Monastic Life

 

 

 

 

 

 

 

 

 

 

 

The monks life is one of hospitality, of prayer, solitude, study and manual labor. The monk recognizes his ongoing need for conversion of life (metanoia) as he tries to conform his life ever more closely to the life of the Divine Master, Christ our God.

 

There is not a man who lives that does not sin. The process of conversion and healing occurs in acknowledging that one is a sinner in need of repentance and the mercy of God. This is the call of every baptized Christian.

 

The monk's life is a deepening if his baptismal calling. Perfection is in Christ our God; the Christian, the monk is called to strip away all that separates him from the Divine Master. 

 

The Rule of St. Benedict governs the monastic life in Western Orthodoxy.
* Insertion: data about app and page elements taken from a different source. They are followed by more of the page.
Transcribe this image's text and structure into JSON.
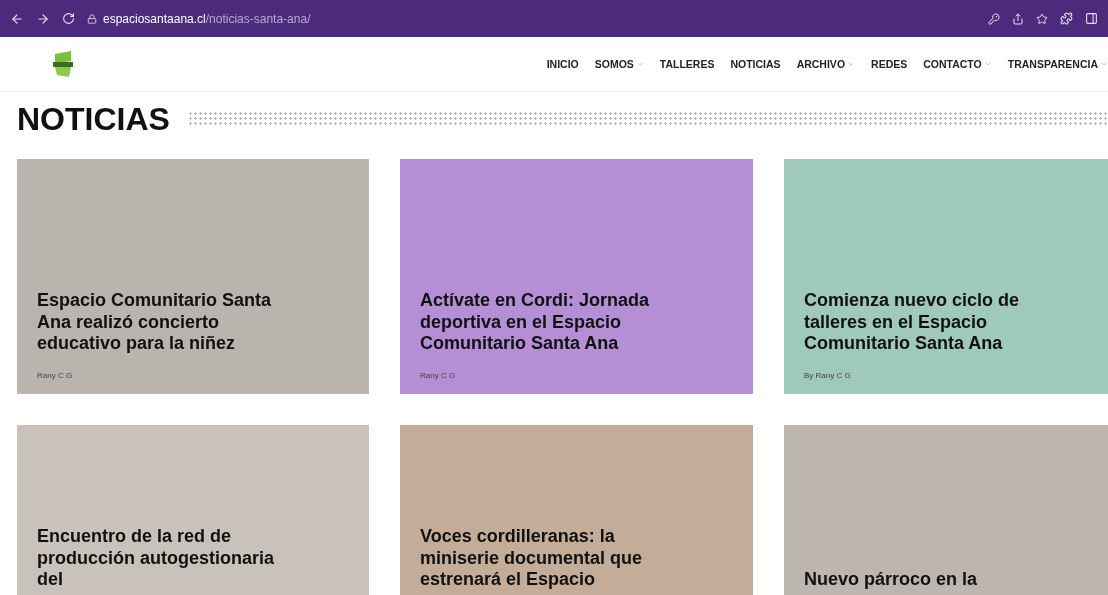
{
  "browser": {
    "url_host": "espaciosantaana.cl",
    "url_path": "/noticias-santa-ana/"
  },
  "nav": [
    {
      "label": "INICIO",
      "has_submenu": false
    },
    {
      "label": "SOMOS",
      "has_submenu": true
    },
    {
      "label": "TALLERES",
      "has_submenu": false
    },
    {
      "label": "NOTICIAS",
      "has_submenu": false
    },
    {
      "label": "ARCHIVO",
      "has_submenu": true
    },
    {
      "label": "REDES",
      "has_submenu": false
    },
    {
      "label": "CONTACTO",
      "has_submenu": true
    },
    {
      "label": "TRANSPARENCIA",
      "has_submenu": true
    }
  ],
  "page_title": "NOTICIAS",
  "posts": [
    {
      "title": "Espacio Comunitario Santa Ana realizó concierto educativo para la niñez",
      "author": "Rany C G",
      "color": "#b9b4ad"
    },
    {
      "title": "Actívate en Cordi: Jornada deportiva en el Espacio Comunitario Santa Ana",
      "author": "Rany C G",
      "color": "#b58fd6"
    },
    {
      "title": "Comienza nuevo ciclo de talleres en el Espacio Comunitario Santa Ana",
      "author": "By Rany C G",
      "color": "#9fc9b8"
    },
    {
      "title": "Encuentro de la red de producción autogestionaria del",
      "color": "#c9c2bb"
    },
    {
      "title": "Voces cordilleranas: la miniserie documental que estrenará el Espacio",
      "color": "#c4ad98"
    },
    {
      "title": "Nuevo párroco en la",
      "color": "#bdb6ae"
    }
  ]
}
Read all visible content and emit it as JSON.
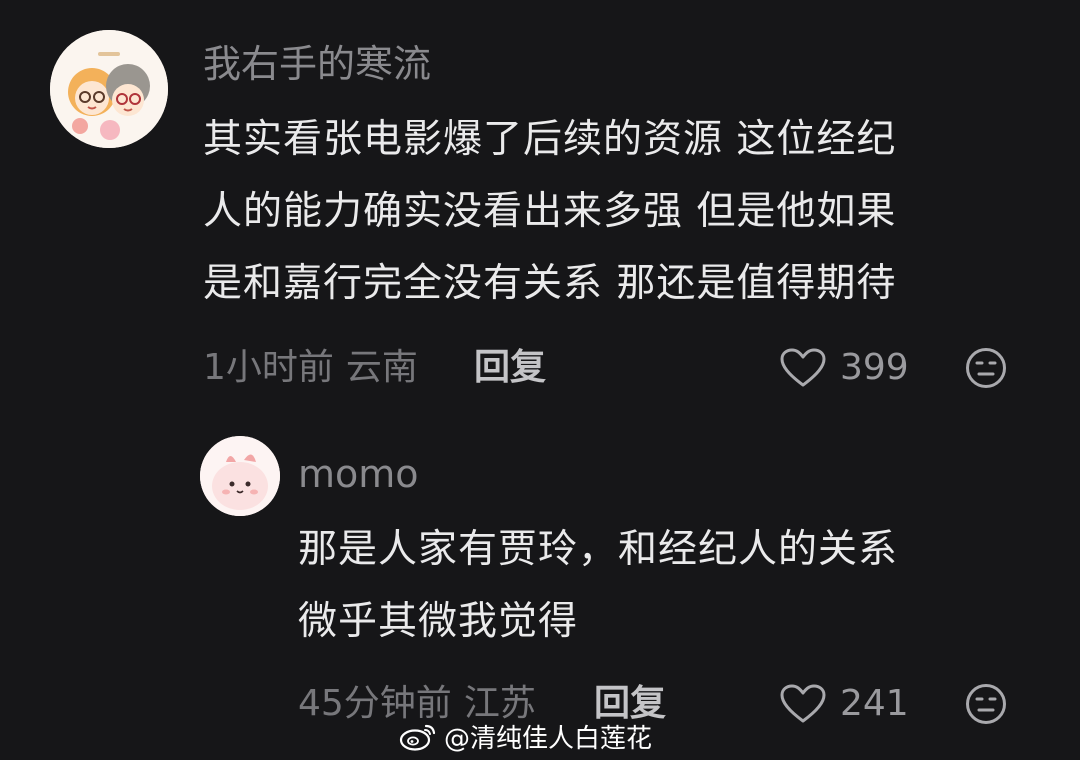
{
  "comments": [
    {
      "username": "我右手的寒流",
      "avatar": "couple-cartoon-avatar",
      "content_lines": [
        "其实看张电影爆了后续的资源 这位经纪",
        "人的能力确实没看出来多强 但是他如果",
        "是和嘉行完全没有关系 那还是值得期待"
      ],
      "time": "1小时前",
      "location": "云南",
      "reply_label": "回复",
      "likes": "399"
    }
  ],
  "replies": [
    {
      "username": "momo",
      "avatar": "pink-bunny-avatar",
      "content_lines": [
        "那是人家有贾玲，和经纪人的关系",
        "微乎其微我觉得"
      ],
      "time": "45分钟前",
      "location": "江苏",
      "reply_label": "回复",
      "likes": "241"
    }
  ],
  "watermark": {
    "text": "@清纯佳人白莲花",
    "icon": "weibo-logo-icon"
  },
  "colors": {
    "background": "#161618",
    "text": "#eaeaeb",
    "secondary": "#8a8a8e"
  }
}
The Rule of St. Benedict is one of the oldest Rules of Life in Western monasticism; St. Benedict is considered the "Father of Western Monasticism." The Rule of St. Benedict governs the lives of the monastics and laity who seek to grow in holiness in the Christian life.

 

As monks we strive to follow after the example Christ the Good Shepherd. The power of divine love and mercy, as exemplified by our Lord, far surpasses any sins that we have committed in our lives.

 

The monk, following the example of Jesus the Good Shepherd, seeks out the lost sheep, those ostracized by the world, the brokenhearted, etc., and shows them that Christ is the Lover of Mankind and the Divine Physician of our souls.

 

Our prayer life is centered on the Divine Liturgy, the Divine Office, Lectio Divina and other devotions particular to our charism.